away from an alliance with the peasantry, such laudable recommenda-
tions may be inadequate to resolve brewing problems. The peasant sec-
tor has been declining for over twenty years, and deepening rural con-
flict will be difficult to avoid. Maria de los Angeles Crummett's Rural
New Perspectives
ClassStructurein Mexico:New Developments, attempts to
delineate quantitatively the lines of class cleavage in rural Mexico.
Crummett questions the significance of the fivefold class typology
(infrasubsistence, subfamilial, familial, mutifamilial medium, and
multifamilial large) developed in the 1960s by the Centro de Investiga-
ciones Agrarias and used widely since. Employing a sample survey of
211 households in three agricultural regions in Aguascalientes, Crum-
mett gathered data on a range of social and economic variables that
could be used to differentiate rural households. On the basis of a factor
analytic study of these households, she concluded that breaking the
rural population down into commercial, subsistence, and landless
classes better captured the fundamental patterns of class variation.
Crummett further found that rural classes were differentiated
not only by access to the means of production and their level of partici-
pation in the labor market but also by domestic characteristics such as
the size of the household, the division of labor by sex and age, and
generational composition. Her factor analysis lent support to this argu-
ment by suggesting that household structure functioned as a separate
dimension of the analysis. Crummett's quantitative techniques make
her work relatively inaccessible, and campesinistas may question her
sharp differentiation between subsistence producers and the rural pro-
letariat. But her efforts to define class differences with greater method-
ological rigor and to explore the impact of class on individuals within
the household make a useful contribution to the field.
In all, these recent additions to the literature on rural Mexico,
whether drawn from a dependency perspective, a Marxist or neo-Marx-
ist framework, or a cultural ecology paradigm, share a common com-


mitment to the rural underclass. Like many of their predecessors, these

authors continue to search for a model of social transformation that
would be consonant with the interests of the rural poor. Much of this
recent work, however, is characterized by increased epistomological
and methodological sophistication.
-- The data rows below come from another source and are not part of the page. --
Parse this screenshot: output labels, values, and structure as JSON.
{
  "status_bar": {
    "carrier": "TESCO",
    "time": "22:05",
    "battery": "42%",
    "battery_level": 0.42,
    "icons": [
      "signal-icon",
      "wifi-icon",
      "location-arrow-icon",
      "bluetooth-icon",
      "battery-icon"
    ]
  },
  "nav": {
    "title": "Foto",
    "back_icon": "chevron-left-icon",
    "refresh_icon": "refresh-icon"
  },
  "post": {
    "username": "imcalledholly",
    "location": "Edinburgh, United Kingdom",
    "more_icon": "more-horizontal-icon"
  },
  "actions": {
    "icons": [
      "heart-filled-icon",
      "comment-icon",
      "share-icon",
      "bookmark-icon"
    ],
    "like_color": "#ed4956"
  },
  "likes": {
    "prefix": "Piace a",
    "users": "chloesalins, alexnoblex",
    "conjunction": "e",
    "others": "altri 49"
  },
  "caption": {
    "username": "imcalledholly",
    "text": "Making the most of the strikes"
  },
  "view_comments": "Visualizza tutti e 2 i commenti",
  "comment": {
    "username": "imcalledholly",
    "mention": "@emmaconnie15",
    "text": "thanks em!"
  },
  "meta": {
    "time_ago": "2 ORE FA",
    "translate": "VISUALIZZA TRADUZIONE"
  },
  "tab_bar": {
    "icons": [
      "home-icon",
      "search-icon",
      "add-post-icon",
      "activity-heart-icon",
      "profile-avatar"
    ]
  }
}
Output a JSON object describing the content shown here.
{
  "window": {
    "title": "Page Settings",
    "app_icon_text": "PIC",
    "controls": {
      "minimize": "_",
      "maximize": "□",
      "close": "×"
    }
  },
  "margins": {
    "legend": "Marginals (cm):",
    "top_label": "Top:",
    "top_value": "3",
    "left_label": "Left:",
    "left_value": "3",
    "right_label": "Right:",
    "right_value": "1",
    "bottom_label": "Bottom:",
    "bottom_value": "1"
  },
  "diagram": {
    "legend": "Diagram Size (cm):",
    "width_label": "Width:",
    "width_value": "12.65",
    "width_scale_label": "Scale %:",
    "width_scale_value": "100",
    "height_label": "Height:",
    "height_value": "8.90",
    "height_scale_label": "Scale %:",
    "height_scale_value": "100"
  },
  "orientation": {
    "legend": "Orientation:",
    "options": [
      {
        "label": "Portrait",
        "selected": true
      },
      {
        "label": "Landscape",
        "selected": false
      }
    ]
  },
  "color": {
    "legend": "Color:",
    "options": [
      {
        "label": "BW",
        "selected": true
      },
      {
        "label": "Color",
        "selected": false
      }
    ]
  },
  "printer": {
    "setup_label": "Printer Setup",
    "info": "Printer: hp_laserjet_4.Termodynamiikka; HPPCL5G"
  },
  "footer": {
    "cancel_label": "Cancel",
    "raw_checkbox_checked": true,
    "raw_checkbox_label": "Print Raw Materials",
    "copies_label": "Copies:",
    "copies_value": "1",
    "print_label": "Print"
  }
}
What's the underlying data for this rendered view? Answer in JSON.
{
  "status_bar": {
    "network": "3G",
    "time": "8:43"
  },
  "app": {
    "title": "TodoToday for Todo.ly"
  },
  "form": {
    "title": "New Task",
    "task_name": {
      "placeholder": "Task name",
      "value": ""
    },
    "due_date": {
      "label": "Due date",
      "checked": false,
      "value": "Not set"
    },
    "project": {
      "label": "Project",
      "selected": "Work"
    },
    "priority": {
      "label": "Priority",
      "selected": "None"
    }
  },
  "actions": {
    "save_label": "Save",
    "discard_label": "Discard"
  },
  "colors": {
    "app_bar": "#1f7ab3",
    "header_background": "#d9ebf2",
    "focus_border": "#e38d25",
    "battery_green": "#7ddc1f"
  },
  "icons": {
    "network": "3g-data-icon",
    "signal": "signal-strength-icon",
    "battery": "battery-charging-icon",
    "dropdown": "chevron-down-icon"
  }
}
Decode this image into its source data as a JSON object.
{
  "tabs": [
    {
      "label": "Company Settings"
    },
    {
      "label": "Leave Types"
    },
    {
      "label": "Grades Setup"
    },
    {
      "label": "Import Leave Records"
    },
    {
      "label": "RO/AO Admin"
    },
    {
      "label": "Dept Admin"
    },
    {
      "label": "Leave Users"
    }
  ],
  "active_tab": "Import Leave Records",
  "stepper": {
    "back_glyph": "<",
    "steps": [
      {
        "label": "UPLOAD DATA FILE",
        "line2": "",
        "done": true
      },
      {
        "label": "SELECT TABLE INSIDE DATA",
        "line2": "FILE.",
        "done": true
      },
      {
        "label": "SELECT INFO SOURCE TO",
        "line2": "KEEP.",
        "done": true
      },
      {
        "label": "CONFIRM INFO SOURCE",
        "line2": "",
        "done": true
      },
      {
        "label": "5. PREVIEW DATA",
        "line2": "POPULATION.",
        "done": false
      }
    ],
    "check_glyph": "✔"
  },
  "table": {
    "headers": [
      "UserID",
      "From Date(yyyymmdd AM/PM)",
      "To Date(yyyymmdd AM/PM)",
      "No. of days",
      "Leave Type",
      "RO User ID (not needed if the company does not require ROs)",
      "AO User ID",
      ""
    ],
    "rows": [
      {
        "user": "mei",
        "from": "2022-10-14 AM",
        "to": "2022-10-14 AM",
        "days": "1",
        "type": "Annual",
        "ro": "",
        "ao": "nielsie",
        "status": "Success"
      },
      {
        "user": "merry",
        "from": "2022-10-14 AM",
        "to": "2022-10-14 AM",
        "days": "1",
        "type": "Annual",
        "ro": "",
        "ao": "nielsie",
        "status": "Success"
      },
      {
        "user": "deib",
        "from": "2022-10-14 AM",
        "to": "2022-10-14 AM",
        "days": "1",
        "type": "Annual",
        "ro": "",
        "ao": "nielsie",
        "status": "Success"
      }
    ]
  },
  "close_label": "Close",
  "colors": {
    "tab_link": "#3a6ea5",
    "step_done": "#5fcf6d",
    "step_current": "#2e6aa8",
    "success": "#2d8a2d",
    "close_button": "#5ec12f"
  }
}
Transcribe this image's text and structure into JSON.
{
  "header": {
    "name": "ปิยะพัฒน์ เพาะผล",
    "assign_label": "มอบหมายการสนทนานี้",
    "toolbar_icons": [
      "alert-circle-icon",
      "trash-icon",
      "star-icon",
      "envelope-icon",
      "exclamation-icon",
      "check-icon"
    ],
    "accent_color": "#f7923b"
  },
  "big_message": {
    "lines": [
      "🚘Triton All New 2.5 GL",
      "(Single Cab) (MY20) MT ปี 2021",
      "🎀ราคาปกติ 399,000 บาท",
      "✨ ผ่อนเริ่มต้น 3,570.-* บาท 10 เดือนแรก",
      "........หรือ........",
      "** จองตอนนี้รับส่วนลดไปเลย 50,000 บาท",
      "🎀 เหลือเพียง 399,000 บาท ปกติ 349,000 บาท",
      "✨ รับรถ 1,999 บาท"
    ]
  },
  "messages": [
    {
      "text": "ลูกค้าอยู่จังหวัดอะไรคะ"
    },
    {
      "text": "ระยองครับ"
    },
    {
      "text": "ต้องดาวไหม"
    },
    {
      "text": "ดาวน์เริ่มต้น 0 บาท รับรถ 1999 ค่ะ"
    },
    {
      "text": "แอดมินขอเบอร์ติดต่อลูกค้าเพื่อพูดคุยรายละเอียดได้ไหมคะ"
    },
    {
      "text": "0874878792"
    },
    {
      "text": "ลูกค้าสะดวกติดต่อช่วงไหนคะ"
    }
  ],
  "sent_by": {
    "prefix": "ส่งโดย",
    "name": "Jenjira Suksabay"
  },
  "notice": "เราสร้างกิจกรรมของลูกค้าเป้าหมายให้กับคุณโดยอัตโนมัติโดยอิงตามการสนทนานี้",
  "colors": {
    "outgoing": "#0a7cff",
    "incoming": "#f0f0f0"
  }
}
These careful studies deepen our
appreciation of both the historic decline and the amazing adaptability of
Mexican peasantry while providing yet another chapter in the ongoing
inquiry into rural Mexico.


1. Manuel Gamio, La poblaci6ndel Vallede Teotihuacdn(Mexico City: Talleres Graficos de

la Naci6n, 1922); and Arturo Warman, Ensayos sobreel campesinadoen Mexico (Mexico
City: Nueva Imagen, 1980).
2. From Warman's Los campesinos: hijos predilectos del regimen (Mexico City: Editorial
Nuestro Tiempo, 1972), as quoted on p. 165.
3. For example, I would argue that much of the work on inequality, including most of
the studies by the Inter-American Committee for Agricultural Development, fits the
dependency paradigm only very loosely.
4. In contrast, Steven Sanderson's first book, Agrarian Populism and the Mexican State
(Berkeley and Los Angeles: University of California Press, 1981), focused heavily on
Mexico's populist political legacy.
5. This outcome is particularly clear in the years preceding the implementation of the
Sistema Alimentario Mexicano (SAM). See Sistema Nacional de Evaluaci6n, "Com-
portamiento de la producci6n agricola de 1952 a 1981 (analisis por sexenios)," inter-
nal report, 1982.
6. Hardy found that the experimental democratization of the CNC leadership selection
process in Sinaloa at the end of the 1970s produced little enthusiasm at the base of
the organization. Moreover, the leadership's recent effort to shift attention toward
unionization and away from land was also found to be unsuccessful because of the
rural workers' continued peasant aspirations and the general preference for the
CTM, not the CNC, to serve in labor mediations. See Hardy, 55-70, 138-49.
7. This paper is drawn from his Produccion y participaci6npolitica en el campo (Mexico
City: UNAM, 1980).
8. See Gabriel Almond and Sidney Verba, The Civic Culture (Princeton: Princeton Uni-
versity Press, 1965).